On Time - for the Second Straight Year
It is indeed a new era in Albany. For the second straight year, the State Legislature and the Governor agreed on an on-time budget that doesn’t raise any taxes or fees while eliminating a $2 billion deficit.
“The state is in infinitely better shape now than it was two years ago when state government was is disarray. We now have passed two consecutive budgets that represent sound fiscal management. For years, the state outspent its resources and then passed the burden onto the taxpayers. Over the last two years, we sent a clear message that those days are over,” said Senator Jack M. Martins, who is in his first term in the Senate.

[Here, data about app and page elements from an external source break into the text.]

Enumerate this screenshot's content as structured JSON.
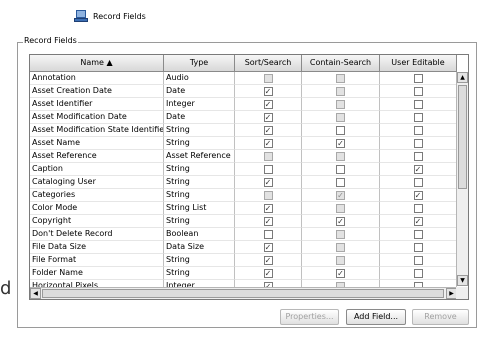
{
  "tab": {
    "label": "Record Fields"
  },
  "group": {
    "label": "Record Fields"
  },
  "table": {
    "columns": [
      "Name ▲",
      "Type",
      "Sort/Search",
      "Contain-Search",
      "User Editable"
    ],
    "rows": [
      {
        "name": "Annotation",
        "type": "Audio",
        "sort": [
          true,
          false
        ],
        "contain": [
          true,
          false
        ],
        "edit": [
          false,
          false
        ]
      },
      {
        "name": "Asset Creation Date",
        "type": "Date",
        "sort": [
          false,
          true
        ],
        "contain": [
          true,
          false
        ],
        "edit": [
          false,
          false
        ]
      },
      {
        "name": "Asset Identifier",
        "type": "Integer",
        "sort": [
          false,
          true
        ],
        "contain": [
          true,
          false
        ],
        "edit": [
          false,
          false
        ]
      },
      {
        "name": "Asset Modification Date",
        "type": "Date",
        "sort": [
          false,
          true
        ],
        "contain": [
          true,
          false
        ],
        "edit": [
          false,
          false
        ]
      },
      {
        "name": "Asset Modification State Identifier",
        "type": "String",
        "sort": [
          false,
          true
        ],
        "contain": [
          false,
          false
        ],
        "edit": [
          false,
          false
        ]
      },
      {
        "name": "Asset Name",
        "type": "String",
        "sort": [
          false,
          true
        ],
        "contain": [
          false,
          true
        ],
        "edit": [
          false,
          false
        ]
      },
      {
        "name": "Asset Reference",
        "type": "Asset Reference",
        "sort": [
          true,
          false
        ],
        "contain": [
          true,
          false
        ],
        "edit": [
          false,
          false
        ]
      },
      {
        "name": "Caption",
        "type": "String",
        "sort": [
          false,
          false
        ],
        "contain": [
          false,
          false
        ],
        "edit": [
          false,
          true
        ]
      },
      {
        "name": "Cataloging User",
        "type": "String",
        "sort": [
          false,
          true
        ],
        "contain": [
          false,
          false
        ],
        "edit": [
          false,
          false
        ]
      },
      {
        "name": "Categories",
        "type": "String",
        "sort": [
          true,
          false
        ],
        "contain": [
          true,
          true
        ],
        "edit": [
          false,
          true
        ]
      },
      {
        "name": "Color Mode",
        "type": "String List",
        "sort": [
          false,
          true
        ],
        "contain": [
          true,
          false
        ],
        "edit": [
          false,
          false
        ]
      },
      {
        "name": "Copyright",
        "type": "String",
        "sort": [
          false,
          true
        ],
        "contain": [
          false,
          true
        ],
        "edit": [
          false,
          true
        ]
      },
      {
        "name": "Don't Delete Record",
        "type": "Boolean",
        "sort": [
          false,
          false
        ],
        "contain": [
          true,
          false
        ],
        "edit": [
          false,
          false
        ]
      },
      {
        "name": "File Data Size",
        "type": "Data Size",
        "sort": [
          false,
          true
        ],
        "contain": [
          true,
          false
        ],
        "edit": [
          false,
          false
        ]
      },
      {
        "name": "File Format",
        "type": "String",
        "sort": [
          false,
          true
        ],
        "contain": [
          true,
          false
        ],
        "edit": [
          false,
          false
        ]
      },
      {
        "name": "Folder Name",
        "type": "String",
        "sort": [
          false,
          true
        ],
        "contain": [
          false,
          true
        ],
        "edit": [
          false,
          false
        ]
      },
      {
        "name": "Horizontal Pixels",
        "type": "Integer",
        "sort": [
          false,
          true
        ],
        "contain": [
          true,
          false
        ],
        "edit": [
          false,
          false
        ]
      }
    ]
  },
  "buttons": {
    "properties": "Properties...",
    "add_field": "Add Field...",
    "remove": "Remove"
  },
  "edge_text": "d",
  "colors": {
    "disabled_fill": "#e2e2e2",
    "header": "#d8d8d8"
  }
}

In addition to getting New York State back on the rights fiscal path, the Legislature and the Governor worked to make job creation a priority. The 2012-13 budget, which went into effect on April 1, creates the “NY Works” program to rebuild the state’s roads, highways and bridges and fund other critical infrastructure projects to create thousands of new jobs and get our economy back on track. The budget also includes $150 million for the second round of Regional Council economic development awards funding to continue the important work we did in last year’s budget to rebuild our regional economies.
At the same time, the Senate Republicans plans to restore the EPIC program for senior citizens to get their prescription medications and increase state aid to education were also included in the budget. Furthermore, due in large part to the efforts of Senator Martins, libraries will receive $3.6 million in state aid and are exempt from the MTA payroll tax, saving them $1.3 million.
In addition, the budget provides mandate relief for local governments by phasing in a full state takeover of the county share of growth in Medicaid spending, resulting in $1.7 billion in savings over the next five years for counties and local property taxpayers.
Within the last two years, the State Senate worked with the Governor to pass two fiscally sound budgets while not increasing taxes, enact a two percent tax cap, eliminate the MTA payroll tax for small businesses and all schools, both public and private, and amend the state tax code to the lowest rate for middle class taxpayers in 58 years.